**TASK**. For each line of the data that includes the word "村花论坛", copy the line.

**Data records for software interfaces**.
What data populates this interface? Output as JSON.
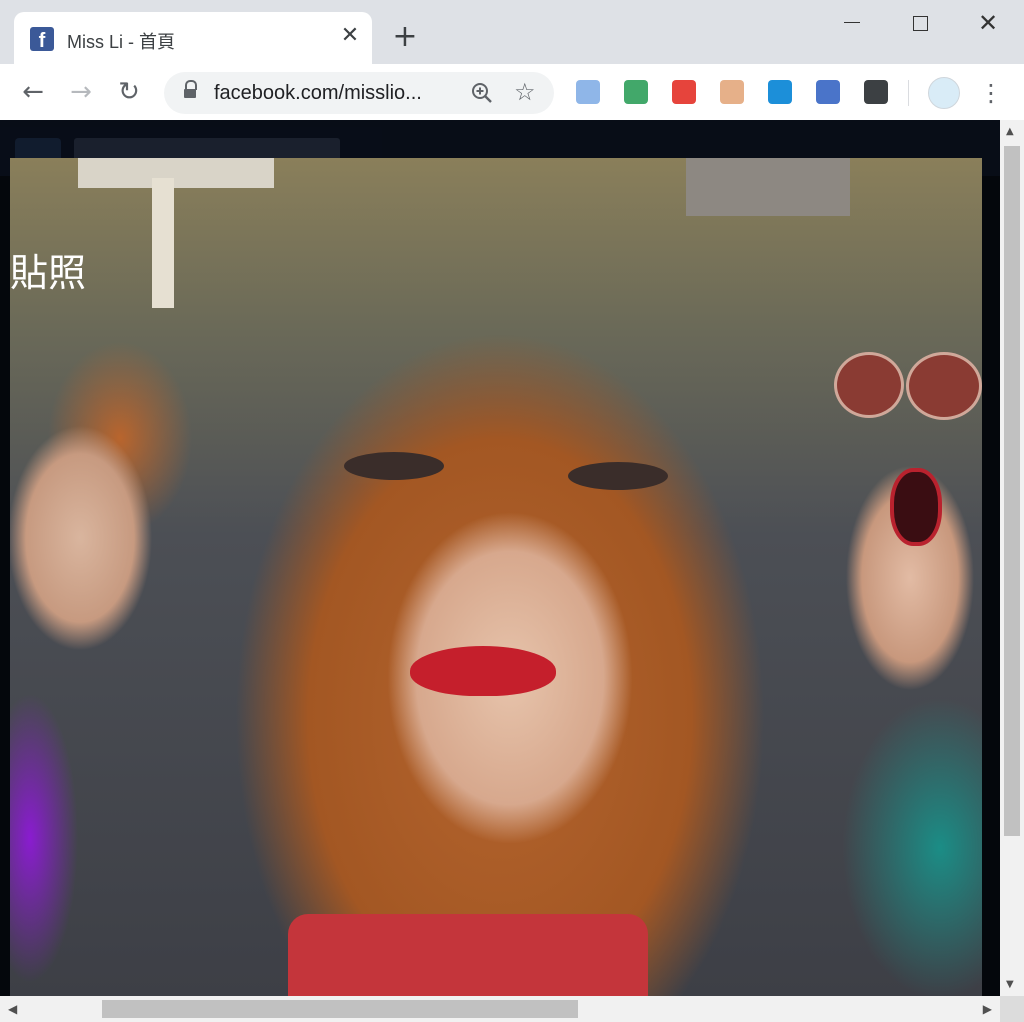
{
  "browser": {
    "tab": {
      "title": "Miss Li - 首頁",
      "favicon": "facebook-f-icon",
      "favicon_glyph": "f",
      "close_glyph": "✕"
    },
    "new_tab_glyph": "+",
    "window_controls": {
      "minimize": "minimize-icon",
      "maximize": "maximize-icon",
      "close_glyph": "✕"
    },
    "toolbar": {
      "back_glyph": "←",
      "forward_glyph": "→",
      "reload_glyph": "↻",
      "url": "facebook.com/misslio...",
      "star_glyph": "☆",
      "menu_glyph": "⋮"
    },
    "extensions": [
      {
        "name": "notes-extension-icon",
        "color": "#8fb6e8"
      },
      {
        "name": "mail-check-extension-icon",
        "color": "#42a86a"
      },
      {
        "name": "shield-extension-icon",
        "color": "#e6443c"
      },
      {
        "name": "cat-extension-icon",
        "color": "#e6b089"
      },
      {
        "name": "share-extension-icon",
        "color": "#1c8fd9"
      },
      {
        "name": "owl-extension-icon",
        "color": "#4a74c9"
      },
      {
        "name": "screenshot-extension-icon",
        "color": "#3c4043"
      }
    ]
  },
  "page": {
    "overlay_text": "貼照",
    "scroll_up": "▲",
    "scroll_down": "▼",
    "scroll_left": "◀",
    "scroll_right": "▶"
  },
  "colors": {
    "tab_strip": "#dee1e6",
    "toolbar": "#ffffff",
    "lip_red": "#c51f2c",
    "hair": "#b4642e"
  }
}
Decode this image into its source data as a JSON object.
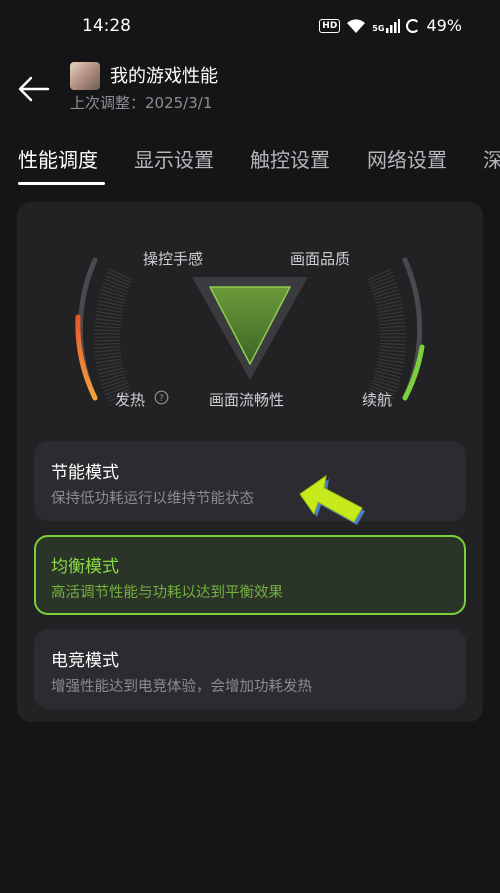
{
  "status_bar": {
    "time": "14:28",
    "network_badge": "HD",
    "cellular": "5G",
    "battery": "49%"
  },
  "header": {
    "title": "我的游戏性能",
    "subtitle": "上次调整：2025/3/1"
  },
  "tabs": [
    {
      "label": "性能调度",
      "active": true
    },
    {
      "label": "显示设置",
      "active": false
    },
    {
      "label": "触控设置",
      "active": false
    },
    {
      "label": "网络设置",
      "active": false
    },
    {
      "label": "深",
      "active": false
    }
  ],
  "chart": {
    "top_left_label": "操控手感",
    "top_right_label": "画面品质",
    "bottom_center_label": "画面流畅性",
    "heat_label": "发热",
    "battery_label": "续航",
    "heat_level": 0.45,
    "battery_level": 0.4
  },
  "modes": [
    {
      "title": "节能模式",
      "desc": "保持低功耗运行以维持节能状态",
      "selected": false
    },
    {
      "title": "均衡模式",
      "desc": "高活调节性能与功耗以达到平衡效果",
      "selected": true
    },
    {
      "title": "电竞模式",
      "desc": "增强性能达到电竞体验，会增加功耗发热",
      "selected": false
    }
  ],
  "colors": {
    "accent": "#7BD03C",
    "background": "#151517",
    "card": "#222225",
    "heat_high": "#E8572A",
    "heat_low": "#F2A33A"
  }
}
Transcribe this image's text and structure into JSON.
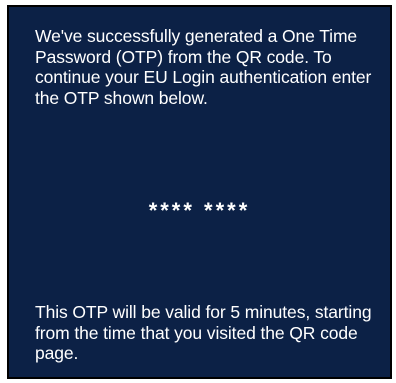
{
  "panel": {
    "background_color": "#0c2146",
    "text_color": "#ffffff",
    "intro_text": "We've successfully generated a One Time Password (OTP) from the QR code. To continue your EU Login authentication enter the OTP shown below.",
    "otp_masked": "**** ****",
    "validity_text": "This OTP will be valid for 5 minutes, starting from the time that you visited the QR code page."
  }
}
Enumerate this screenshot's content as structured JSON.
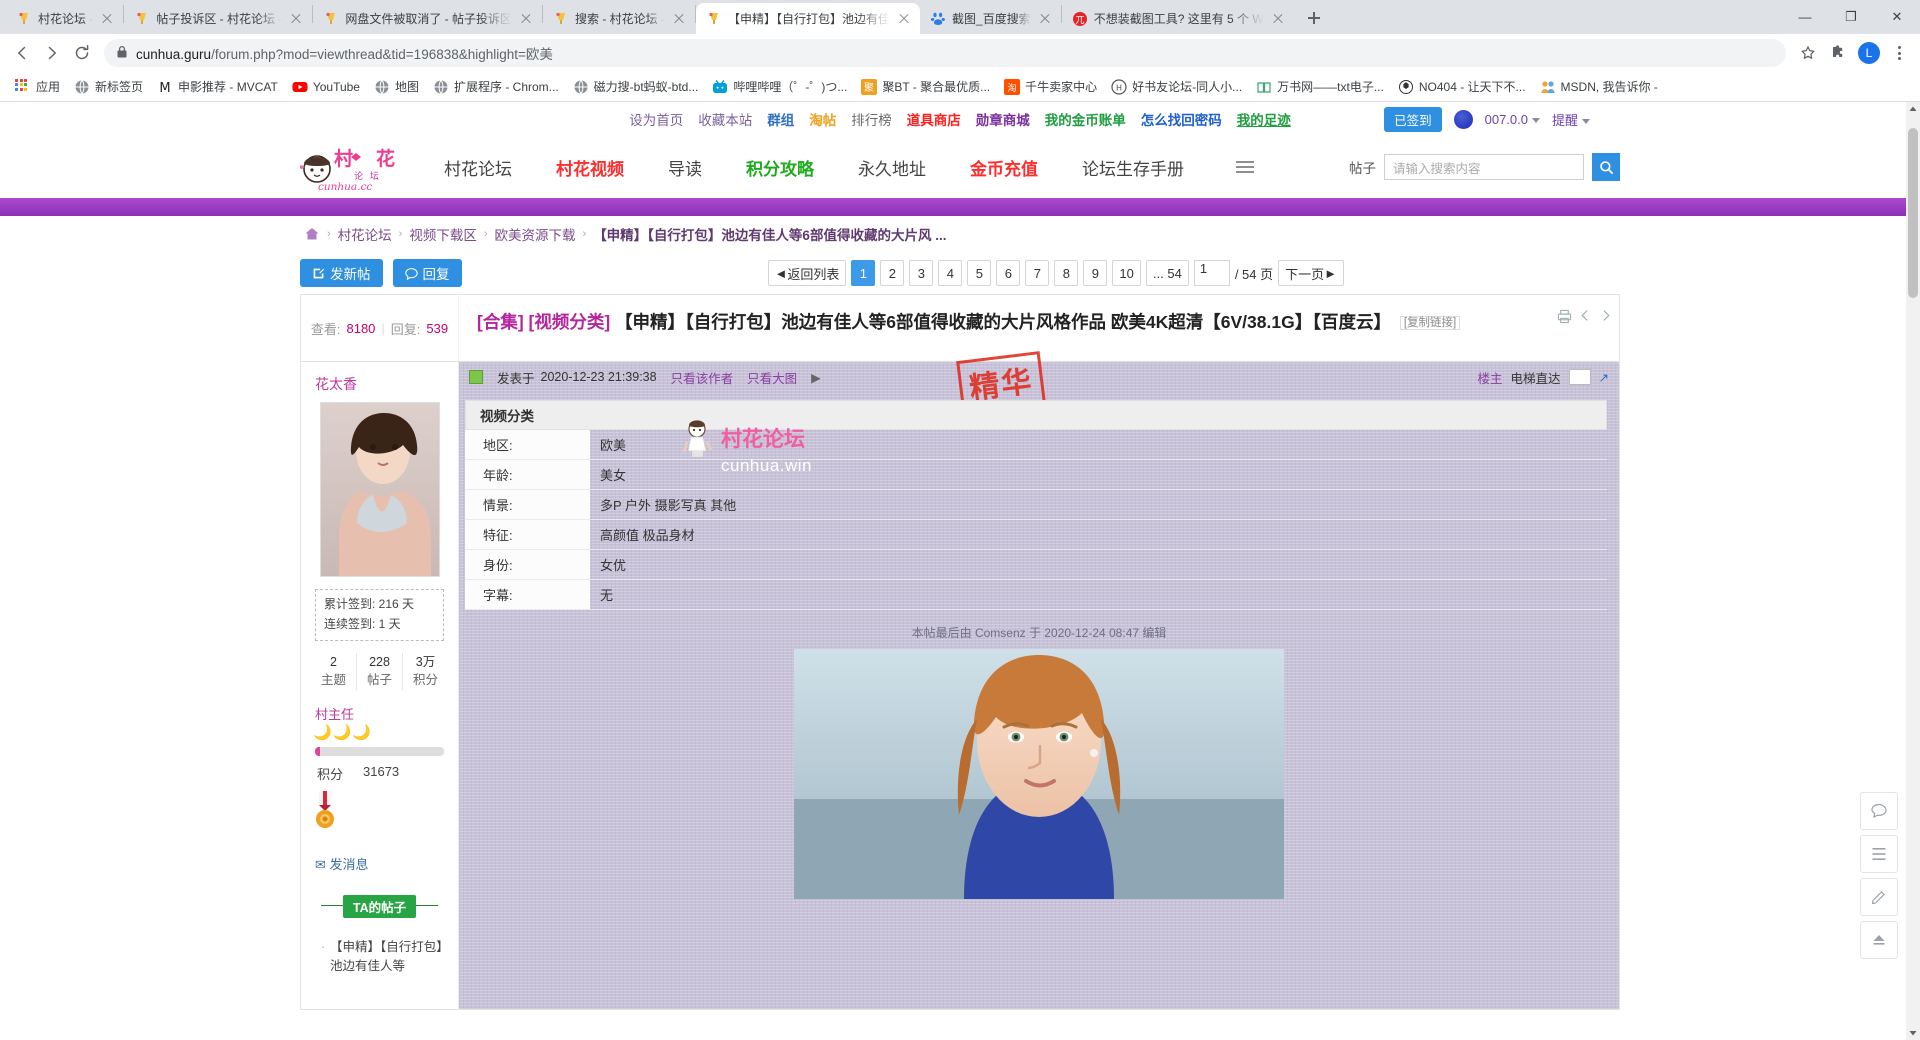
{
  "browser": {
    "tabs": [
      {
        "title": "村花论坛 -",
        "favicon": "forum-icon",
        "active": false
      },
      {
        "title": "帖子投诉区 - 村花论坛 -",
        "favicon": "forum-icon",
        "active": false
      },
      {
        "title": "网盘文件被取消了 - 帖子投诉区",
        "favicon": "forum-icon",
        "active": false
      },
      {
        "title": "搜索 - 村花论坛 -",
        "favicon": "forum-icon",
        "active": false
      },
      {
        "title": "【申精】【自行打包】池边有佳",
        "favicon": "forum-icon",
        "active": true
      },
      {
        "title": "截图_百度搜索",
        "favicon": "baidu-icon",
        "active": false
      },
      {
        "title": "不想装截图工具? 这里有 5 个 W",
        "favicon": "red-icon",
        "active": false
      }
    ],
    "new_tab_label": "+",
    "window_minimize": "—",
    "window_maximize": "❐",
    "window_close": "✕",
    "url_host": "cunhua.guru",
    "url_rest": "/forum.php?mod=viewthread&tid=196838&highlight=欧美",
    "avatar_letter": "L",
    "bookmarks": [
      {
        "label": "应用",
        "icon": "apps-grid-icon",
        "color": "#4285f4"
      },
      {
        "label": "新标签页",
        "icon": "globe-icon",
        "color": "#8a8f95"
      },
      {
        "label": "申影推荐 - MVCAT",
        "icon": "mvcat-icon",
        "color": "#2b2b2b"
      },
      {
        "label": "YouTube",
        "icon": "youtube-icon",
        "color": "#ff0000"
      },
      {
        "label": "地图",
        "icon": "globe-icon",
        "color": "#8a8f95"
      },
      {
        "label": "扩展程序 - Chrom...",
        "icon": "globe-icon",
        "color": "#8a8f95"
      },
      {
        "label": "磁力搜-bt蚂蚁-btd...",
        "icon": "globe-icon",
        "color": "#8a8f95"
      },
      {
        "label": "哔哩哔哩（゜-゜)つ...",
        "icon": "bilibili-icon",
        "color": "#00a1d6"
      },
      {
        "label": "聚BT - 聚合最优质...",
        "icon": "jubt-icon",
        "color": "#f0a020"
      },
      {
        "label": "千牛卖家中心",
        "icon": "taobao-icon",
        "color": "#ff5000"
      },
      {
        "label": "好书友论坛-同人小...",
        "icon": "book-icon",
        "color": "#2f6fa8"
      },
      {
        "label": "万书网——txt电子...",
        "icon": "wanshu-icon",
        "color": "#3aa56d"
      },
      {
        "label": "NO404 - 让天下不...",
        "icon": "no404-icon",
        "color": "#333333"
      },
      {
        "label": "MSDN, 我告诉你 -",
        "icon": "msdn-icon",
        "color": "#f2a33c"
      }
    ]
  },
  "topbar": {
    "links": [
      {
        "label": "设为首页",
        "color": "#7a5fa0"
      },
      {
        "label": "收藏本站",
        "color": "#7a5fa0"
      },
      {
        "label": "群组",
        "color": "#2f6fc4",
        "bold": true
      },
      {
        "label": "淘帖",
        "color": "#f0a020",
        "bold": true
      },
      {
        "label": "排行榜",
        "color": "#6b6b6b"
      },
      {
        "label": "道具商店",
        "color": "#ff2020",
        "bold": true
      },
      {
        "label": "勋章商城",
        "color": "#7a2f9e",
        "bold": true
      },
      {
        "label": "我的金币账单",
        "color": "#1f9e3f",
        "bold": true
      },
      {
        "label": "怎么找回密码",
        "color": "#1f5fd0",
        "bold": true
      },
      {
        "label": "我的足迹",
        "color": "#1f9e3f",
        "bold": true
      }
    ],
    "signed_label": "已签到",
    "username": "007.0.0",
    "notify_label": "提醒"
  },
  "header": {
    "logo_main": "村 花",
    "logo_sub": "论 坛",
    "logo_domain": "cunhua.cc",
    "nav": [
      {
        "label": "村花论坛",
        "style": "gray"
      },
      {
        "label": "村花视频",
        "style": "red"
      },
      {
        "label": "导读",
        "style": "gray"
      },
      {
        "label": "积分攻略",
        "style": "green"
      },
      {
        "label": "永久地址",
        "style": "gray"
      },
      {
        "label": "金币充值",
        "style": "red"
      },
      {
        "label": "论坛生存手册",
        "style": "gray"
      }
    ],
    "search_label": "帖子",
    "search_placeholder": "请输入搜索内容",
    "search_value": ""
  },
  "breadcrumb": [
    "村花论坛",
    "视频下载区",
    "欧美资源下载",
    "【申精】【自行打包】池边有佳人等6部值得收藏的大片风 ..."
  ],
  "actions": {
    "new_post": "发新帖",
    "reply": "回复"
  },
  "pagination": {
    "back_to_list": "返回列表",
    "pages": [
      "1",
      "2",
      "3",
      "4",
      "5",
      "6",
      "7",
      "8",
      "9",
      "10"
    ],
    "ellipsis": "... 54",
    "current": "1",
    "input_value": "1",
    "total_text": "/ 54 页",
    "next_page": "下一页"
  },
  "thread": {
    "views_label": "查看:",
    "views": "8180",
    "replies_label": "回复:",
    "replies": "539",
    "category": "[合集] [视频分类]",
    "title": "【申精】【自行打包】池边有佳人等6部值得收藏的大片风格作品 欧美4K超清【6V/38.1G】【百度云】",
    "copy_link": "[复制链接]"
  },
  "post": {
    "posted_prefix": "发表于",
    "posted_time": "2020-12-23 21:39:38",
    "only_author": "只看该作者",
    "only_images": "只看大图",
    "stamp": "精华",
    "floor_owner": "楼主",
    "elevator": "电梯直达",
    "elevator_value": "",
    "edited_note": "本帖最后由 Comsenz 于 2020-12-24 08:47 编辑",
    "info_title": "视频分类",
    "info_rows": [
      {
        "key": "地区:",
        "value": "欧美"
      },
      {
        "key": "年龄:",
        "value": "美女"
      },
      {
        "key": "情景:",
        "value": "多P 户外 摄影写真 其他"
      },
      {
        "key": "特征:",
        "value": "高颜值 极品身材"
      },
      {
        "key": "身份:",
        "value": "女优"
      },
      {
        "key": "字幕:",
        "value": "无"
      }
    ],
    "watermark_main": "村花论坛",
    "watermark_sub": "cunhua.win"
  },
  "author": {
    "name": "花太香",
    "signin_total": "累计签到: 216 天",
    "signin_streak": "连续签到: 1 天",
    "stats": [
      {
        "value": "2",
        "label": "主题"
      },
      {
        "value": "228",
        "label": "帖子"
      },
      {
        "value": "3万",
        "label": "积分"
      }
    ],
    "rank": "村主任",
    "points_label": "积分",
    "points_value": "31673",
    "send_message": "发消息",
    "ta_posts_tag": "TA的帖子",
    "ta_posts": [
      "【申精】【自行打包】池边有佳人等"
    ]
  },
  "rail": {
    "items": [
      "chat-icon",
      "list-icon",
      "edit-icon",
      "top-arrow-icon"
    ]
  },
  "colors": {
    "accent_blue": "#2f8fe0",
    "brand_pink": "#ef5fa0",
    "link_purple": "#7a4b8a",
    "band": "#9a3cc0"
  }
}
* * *
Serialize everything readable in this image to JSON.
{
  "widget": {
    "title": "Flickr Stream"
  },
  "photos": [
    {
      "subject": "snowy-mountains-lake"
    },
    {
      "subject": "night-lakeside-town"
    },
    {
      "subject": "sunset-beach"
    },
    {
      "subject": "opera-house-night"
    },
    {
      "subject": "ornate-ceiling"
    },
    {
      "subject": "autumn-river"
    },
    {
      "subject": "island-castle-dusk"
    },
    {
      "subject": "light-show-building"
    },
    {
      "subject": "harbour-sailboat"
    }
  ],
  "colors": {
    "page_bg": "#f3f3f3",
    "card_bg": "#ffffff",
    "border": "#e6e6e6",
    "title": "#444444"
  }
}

**WRITTEN REPLY**.
        "title": "村花论坛 -",
        "title": "帖子投诉区 - 村花论坛 -",
        "title": "搜索 - 村花论坛 -",
        "label": "村花论坛",
    "村花论坛",
    "watermark_main": "村花论坛",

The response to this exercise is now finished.